In response to your question, the crucial issue is what most helps women to escape from violent and exploitative situations. The legislation will do nothing to help that, and will actually force prostitution further underground and make it harder for women to be public and get help.
The Chairman: Mr. Ruffley, I think that Niki Adams mentioned the POPPY project in one of her answers relating to statistics. Do Frances Brodrick or Denise Marshall want to come in on the question?
Q 24Mr. Ruffley: Sir Nicholas, you have asked my question for me. If I could ask for a response to those points?
Denise Marshall: I think that Niki Adams said that the Radio 4 programme claimed that 80 per cent. were foreign nationals and were therefore trafficked. Unfortunately, we cannot control the media. What we said in our report Sex in the City was that 80 per cent. of the women were foreign nationals and that we believed a significant proportion of them were trafficked. We did not say that they were all trafficked; we have not claimed that. We do not know the figures. We were able to show that around 80 per cent. in off-street sex commercial establishments were foreign national women, but we did not claim that they were all trafficked.
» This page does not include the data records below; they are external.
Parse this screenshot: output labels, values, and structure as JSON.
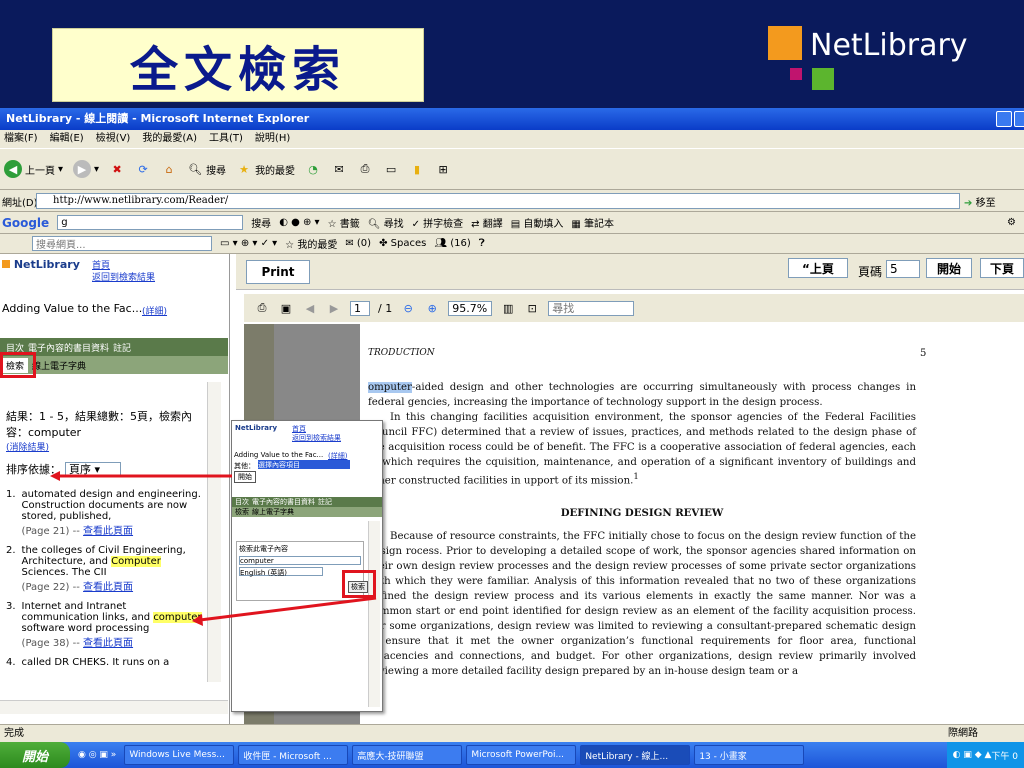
{
  "slide": {
    "title": "全文檢索",
    "logo_text": "NetLibrary"
  },
  "window": {
    "title": "NetLibrary - 線上閱讀 - Microsoft Internet Explorer"
  },
  "menu": [
    "檔案(F)",
    "編輯(E)",
    "檢視(V)",
    "我的最愛(A)",
    "工具(T)",
    "說明(H)"
  ],
  "toolbar": {
    "back": "上一頁",
    "search": "搜尋",
    "favorites": "我的最愛"
  },
  "address": {
    "label": "網址(D)",
    "url": "http://www.netlibrary.com/Reader/",
    "go": "移至"
  },
  "google": {
    "brand": "Google",
    "input": "g",
    "search": "搜尋",
    "bookmarks": "書籤",
    "find": "尋找",
    "spell": "拼字檢查",
    "translate": "翻譯",
    "autofill": "自動填入",
    "notebook": "筆記本"
  },
  "favbar": {
    "search_placeholder": "搜尋網頁...",
    "favorites": "我的最愛",
    "mail": "(0)",
    "spaces": "Spaces",
    "count": "(16)"
  },
  "left": {
    "logo": "NetLibrary",
    "back_link": "首頁",
    "back_link2": "返回到檢索結果",
    "book_title": "Adding Value to the Fac...",
    "detail": "(詳細)",
    "tabs": [
      "目次",
      "電子內容的書目資料",
      "註記"
    ],
    "tabs2": [
      "檢索",
      "線上電子字典"
    ],
    "result_summary": "結果：1 - 5，結果總數：5頁，檢索內容：computer",
    "clear": "(消除結果)",
    "sort_label": "排序依據：",
    "sort_value": "頁序",
    "results": [
      {
        "num": "1.",
        "pre": "automated design and engineering. Construction documents are now stored, published,",
        "hl": "",
        "post": "",
        "page": "(Page 21) --",
        "link": "查看此頁面"
      },
      {
        "num": "2.",
        "pre": "the colleges of Civil Engineering, Architecture, and ",
        "hl": "Computer",
        "post": " Sciences. The CII",
        "page": "(Page 22) --",
        "link": "查看此頁面"
      },
      {
        "num": "3.",
        "pre": "Internet and Intranet communication links, and ",
        "hl": "computer",
        "post": " software word processing",
        "page": "(Page 38) --",
        "link": "查看此頁面"
      },
      {
        "num": "4.",
        "pre": "called DR CHEKS. It runs on a",
        "hl": "",
        "post": "",
        "page": "",
        "link": ""
      }
    ]
  },
  "reader": {
    "print": "Print",
    "prev": "“上頁",
    "page_label": "頁碼",
    "page_value": "5",
    "go": "開始",
    "next": "下頁",
    "page_num": "1",
    "page_total": "/ 1",
    "zoom": "95.7%",
    "find_placeholder": "尋找"
  },
  "popup": {
    "logo": "NetLibrary",
    "link1": "首頁",
    "link2": "返回到檢索結果",
    "title": "Adding Value to the Fac...",
    "detail": "(詳細)",
    "other": "其他：",
    "other_select": "選擇內容項目",
    "go": "開始",
    "tabs": [
      "目次",
      "電子內容的書目資料",
      "註記"
    ],
    "tabs2": [
      "檢索",
      "線上電子字典"
    ],
    "search_label": "檢索此電子內容",
    "search_value": "computer",
    "lang": "English (英語)",
    "search_btn": "檢索"
  },
  "doc": {
    "header_left": "TRODUCTION",
    "header_right": "5",
    "p1_hl": "omputer",
    "p1": "-aided design and other technologies are occurring simultaneously with process changes in federal gencies, increasing the importance of technology support in the design process.",
    "p2": "In this changing facilities acquisition environment, the sponsor agencies of the Federal Facilities Council FFC) determined that a review of issues, practices, and methods related to the design phase of the acquisition rocess could be of benefit. The FFC is a cooperative association of federal agencies, each of which requires the cquisition, maintenance, and operation of a significant inventory of buildings and other constructed facilities in upport of its mission.",
    "footnote": "1",
    "heading": "DEFINING DESIGN REVIEW",
    "p3": "Because of resource constraints, the FFC initially chose to focus on the design review function of the design rocess. Prior to developing a detailed scope of work, the sponsor agencies shared information on their own design review processes and the design review processes of some private sector organizations with which they were familiar. Analysis of this information revealed that no two of these organizations defined the design review process and its various elements in exactly the same manner. Nor was a common start or end point identified for design review as an element of the facility acquisition process. For some organizations, design review was limited to reviewing a consultant-prepared schematic design to ensure that it met the owner organization’s functional requirements for floor area, functional adjacencies and connections, and budget. For other organizations, design review primarily involved reviewing a more detailed facility design prepared by an in-house design team or a"
  },
  "status": {
    "text": "完成",
    "zone": "際網路"
  },
  "taskbar": {
    "start": "開始",
    "items": [
      "Windows Live Mess...",
      "收件匣 - Microsoft ...",
      "高應大-技研聯盟",
      "Microsoft PowerPoi...",
      "NetLibrary - 線上...",
      "13 - 小畫家"
    ],
    "clock": "下午 0"
  }
}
Niki Adams: The problem has been that, for example, in relation to Soho, which is one of the areas where the sex industry is less underground and where it is easier to see what is going on, even the police said for many years that 80 per cent. of women there were being trafficked. One of the women here today works in Soho. She is from Hungary. Her father died when she was younger and she is here supporting her son and her family back home. That is the most common average situation of women working in the sex industry. Some 70 per cent. are mothers who have gone into prostitution to support their families and other people in the community. We are in an economic recession, and more women will be forced into prostitution to survive. The legislation will do nothing to help women get safe working conditions or survive in that way. What it will do is actually force prostitution underground and make it worsemore dangerous.
Q 25Mr. Ruffley: This is my final question. May I ask the representatives of the POPPY project whether they think that the clauses as draftedpredominantly those relating to the strict liability on menare going to choke off demand and help to solve the problem through the straightforward criminalisation of the punter, so to speak? Do you think that that is going to work?
Denise Marshall: We think that the Bill does not go far enough. We think that women should be decriminalised and do not understand why that is not part of the Bill. But, yes, we do think that men should be criminalised.
Q 26Mr. Ruffley: Do you think that the proposal will drive down the number of men seeking sexual services and paying for them?
Frances Brodrick: Absolutely. We think that it will have the really big effect of making men think about their responsibility for funding the sex industry and the growth of that industry. We also think that it will also make them examine their responsibility for the further exploitation of women who have been controlled for gain.
Denise Marshall: Interestingly, in the time we have run the POPPY project, we have had 22 referrals from puntersfrom those buying sex from trafficked women. They made the referrals because the women were in an obvious physical and emotional state of distress. That sounds good on the surface until you realise that all the 22 men had sex with the trafficked woman before they phoned us. These are trafficked women whom we have taken into our projects and whom have given evidence to us in statements. All those men, knowing the women were trafficked, had sex before phoning us to help the women to get out of their situation.
|©Parliamentary copyright 2009||Prepared 28 January 2009|